[Exercise requirements] When the string "this" is part of a line below, that line should be copied.

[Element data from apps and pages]
# # # # # # #

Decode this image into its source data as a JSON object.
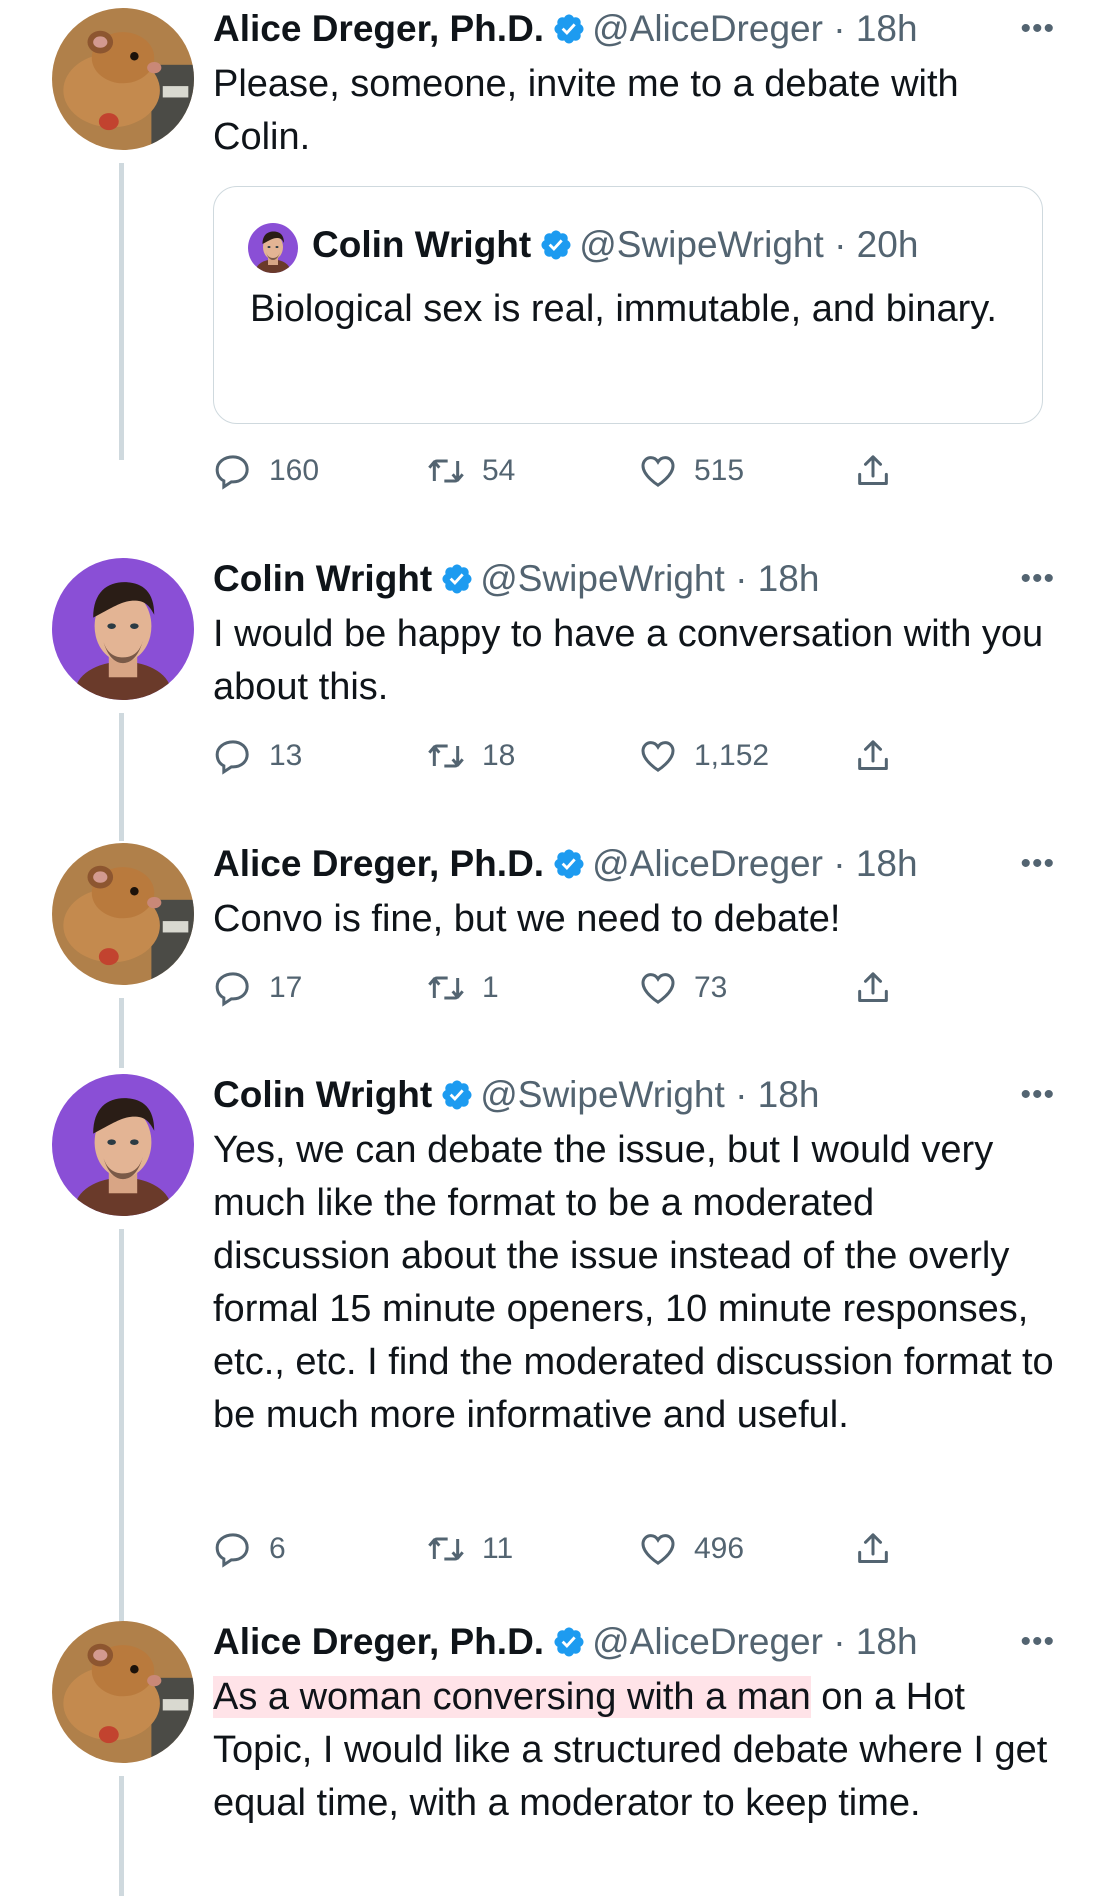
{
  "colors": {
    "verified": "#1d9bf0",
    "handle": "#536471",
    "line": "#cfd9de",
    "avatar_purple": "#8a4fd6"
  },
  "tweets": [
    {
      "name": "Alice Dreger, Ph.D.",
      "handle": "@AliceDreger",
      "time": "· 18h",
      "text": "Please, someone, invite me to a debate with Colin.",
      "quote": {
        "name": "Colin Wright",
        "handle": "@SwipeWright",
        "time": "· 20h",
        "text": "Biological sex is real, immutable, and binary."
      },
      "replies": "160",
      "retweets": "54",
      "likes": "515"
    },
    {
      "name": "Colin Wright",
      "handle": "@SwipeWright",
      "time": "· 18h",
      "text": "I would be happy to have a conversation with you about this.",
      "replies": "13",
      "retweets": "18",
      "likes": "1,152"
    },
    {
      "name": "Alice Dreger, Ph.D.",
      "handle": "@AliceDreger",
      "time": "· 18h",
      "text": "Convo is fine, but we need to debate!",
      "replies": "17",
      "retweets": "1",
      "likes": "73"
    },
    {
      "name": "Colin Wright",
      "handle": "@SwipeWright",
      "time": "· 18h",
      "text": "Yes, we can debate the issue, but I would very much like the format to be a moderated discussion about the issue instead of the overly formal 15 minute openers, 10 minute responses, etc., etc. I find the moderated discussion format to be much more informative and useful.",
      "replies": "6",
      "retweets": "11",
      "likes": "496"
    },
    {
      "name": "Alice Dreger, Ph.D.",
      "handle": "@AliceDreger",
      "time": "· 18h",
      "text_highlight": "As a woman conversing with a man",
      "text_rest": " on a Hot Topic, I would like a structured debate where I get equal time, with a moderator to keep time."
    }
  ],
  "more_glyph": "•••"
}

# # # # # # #

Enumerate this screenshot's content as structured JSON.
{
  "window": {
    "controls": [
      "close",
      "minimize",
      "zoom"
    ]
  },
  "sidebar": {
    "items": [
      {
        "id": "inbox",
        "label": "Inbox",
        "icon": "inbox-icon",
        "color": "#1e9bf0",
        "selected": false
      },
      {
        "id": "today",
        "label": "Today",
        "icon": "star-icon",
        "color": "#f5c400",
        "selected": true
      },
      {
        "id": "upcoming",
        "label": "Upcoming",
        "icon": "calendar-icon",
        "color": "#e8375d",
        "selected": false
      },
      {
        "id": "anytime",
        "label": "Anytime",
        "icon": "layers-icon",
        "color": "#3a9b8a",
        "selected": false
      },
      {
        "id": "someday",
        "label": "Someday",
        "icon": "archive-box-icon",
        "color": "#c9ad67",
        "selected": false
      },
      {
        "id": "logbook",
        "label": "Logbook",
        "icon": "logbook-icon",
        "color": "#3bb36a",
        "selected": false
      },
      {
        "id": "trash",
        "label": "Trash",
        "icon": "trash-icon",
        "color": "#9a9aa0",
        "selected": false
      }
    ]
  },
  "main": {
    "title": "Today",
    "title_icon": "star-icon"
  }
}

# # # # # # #

[The completed task]
Decode this image into its source data as a JSON object.
      "text": "I would be happy to have a conversation with you about this.",
Enumerate this screenshot's content as structured JSON.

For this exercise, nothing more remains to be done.